The church was built with a bequest by Edinburgh bookseller William Whyte in 1858 and had an unbroken history as a place of charitable and outreach work for the poor and destitute in the area, until that is, January 2017.
This hotel development is one of the last in the City of Edinburgh Council’s, EDI Group’s Edinburgh 12 Initiative, highlighted by ICOMOS UK (UNESCO’s advisory body to the World Heritage Committee) as being a threat to the “integrity and authenticity” of Edinburgh’s Outstanding Universal Value, November 2015.
In addition, India Buildings planning application will add to the over-provision of hotel accommodation in Edinburgh’s Old Town, increase traffic congestion that in turn will exacerbate existing levels of deadly air pollution in an area already highlighted as an Air Quality Management Area (AQMA) in breach of EU regulations, Directive 2008/50/EC.
The underbelly of Central Library’s management, or rather non-management by its custodians, City of Edinburgh Council, has only really begun to surface within the wider context of universal access, fire safety protocols and ensuring its collections are managed to professional archival standards.
Of course, the library’s need to expand has been something considered since the day the library was opened to the public in 1890, even perhaps at the time its foundation stone was laid by Andrew Carnegie himself on Saturday 9 July 1887.
From Professor Emeritus Sir Tom Devine, March 2017. are the following welcome words of encouragement and support to SAVE Edinburgh Central Library: Let There Be Light and Land!:

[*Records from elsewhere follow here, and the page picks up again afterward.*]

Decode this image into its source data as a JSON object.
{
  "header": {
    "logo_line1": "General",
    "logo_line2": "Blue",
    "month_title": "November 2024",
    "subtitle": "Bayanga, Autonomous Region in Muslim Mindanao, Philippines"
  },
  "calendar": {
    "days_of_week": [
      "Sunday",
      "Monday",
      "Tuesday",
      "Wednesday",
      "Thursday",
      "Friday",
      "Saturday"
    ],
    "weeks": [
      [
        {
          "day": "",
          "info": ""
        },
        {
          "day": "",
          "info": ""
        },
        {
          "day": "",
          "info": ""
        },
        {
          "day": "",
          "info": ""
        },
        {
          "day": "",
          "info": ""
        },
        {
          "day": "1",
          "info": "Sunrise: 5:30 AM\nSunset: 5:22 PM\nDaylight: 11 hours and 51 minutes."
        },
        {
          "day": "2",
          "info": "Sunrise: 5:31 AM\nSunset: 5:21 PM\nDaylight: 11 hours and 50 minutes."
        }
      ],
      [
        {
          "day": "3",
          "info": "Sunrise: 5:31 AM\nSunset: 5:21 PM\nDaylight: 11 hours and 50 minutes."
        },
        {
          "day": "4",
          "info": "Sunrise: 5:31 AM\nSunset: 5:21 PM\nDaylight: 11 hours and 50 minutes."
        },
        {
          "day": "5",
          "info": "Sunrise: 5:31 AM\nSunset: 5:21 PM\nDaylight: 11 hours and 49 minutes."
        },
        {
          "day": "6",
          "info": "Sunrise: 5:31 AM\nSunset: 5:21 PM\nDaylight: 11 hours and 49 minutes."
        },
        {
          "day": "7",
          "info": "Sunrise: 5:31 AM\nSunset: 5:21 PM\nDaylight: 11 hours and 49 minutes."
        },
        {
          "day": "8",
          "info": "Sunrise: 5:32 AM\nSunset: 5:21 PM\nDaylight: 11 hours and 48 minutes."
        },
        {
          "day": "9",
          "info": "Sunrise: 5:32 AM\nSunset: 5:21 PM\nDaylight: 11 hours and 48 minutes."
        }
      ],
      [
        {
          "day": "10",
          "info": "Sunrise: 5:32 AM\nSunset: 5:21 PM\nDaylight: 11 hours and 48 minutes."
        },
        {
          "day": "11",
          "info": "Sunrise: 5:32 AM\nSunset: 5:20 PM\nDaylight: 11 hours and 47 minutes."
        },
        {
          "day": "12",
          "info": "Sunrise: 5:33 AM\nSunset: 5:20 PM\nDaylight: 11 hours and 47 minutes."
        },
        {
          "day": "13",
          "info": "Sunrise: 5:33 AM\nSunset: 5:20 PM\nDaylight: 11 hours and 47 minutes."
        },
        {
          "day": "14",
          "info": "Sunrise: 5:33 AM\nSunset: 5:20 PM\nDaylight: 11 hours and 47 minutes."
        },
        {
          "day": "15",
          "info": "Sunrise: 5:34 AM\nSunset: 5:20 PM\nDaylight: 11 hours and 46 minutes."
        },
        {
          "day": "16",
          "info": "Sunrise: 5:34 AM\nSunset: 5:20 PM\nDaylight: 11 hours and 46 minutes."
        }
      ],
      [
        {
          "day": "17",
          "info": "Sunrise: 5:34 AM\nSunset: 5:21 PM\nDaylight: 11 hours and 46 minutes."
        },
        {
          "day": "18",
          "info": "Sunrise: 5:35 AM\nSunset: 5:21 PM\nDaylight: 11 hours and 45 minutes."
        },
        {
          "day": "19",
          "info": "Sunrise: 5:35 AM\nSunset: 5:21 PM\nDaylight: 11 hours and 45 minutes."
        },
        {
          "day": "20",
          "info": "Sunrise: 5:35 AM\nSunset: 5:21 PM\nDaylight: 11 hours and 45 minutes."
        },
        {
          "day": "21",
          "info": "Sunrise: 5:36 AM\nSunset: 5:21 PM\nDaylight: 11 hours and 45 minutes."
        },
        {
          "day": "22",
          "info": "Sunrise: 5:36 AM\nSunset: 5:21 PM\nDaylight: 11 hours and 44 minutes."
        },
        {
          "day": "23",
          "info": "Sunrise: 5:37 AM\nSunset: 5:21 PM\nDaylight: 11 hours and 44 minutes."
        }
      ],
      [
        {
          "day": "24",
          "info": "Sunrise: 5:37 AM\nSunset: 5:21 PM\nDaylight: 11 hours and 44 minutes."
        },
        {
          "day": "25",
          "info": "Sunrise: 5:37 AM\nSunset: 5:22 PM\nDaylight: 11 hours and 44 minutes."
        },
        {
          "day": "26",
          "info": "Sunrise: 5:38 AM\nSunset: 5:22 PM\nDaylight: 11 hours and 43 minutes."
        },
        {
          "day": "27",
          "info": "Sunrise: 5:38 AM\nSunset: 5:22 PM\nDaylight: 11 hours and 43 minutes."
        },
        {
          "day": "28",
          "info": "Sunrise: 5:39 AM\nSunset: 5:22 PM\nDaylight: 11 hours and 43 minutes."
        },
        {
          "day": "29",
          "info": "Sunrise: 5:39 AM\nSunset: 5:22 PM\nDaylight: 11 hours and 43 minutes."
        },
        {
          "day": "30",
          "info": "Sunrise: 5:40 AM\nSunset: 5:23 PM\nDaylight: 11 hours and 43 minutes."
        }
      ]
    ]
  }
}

I warmly support this righteous protest by the citizens of Edinburgh against the unacceptable plans of the City Council for the Central Library and its environs.”
Also, as Rory Bremner pointed out in March 2017:
On the face of it, this seems an extraordinary betrayal of Carnegie’s intentions and a slap in the face for Edinburgh’s great cultural heritage.
Indeed it is  a “betrayal of Carnegie’s  intentions”, as Rory Bremner says,  especially in light of Mr & Mrs Andrew Carnegie’s telegram, read out at the library’s opening ceremony, 9 June 1890:
“We congratulate you on opening the Free Public Library…We trust this library is to grow in usefulness year after year, and prove one of the most potent agencies for the good of the people of Edinburgh for all time to come. Mr and Mrs Andrew Carnegie”.
Lastly, Alexander McCall Smith reminded us again in 2017 that:
We must stop destroying this magnificent city. It’s all very well catering for visitors, but we need to ask: why do they come here in the first place? They come to see one of the world’s most beautiful cities. So, if we want to have visitors, let’s not wreck it. We have a responsibility to the world and at the moment we are showing ourselves unfit to discharge it. Shame on us. Shame.”

 

Daisy Carnegie (10 May 2017)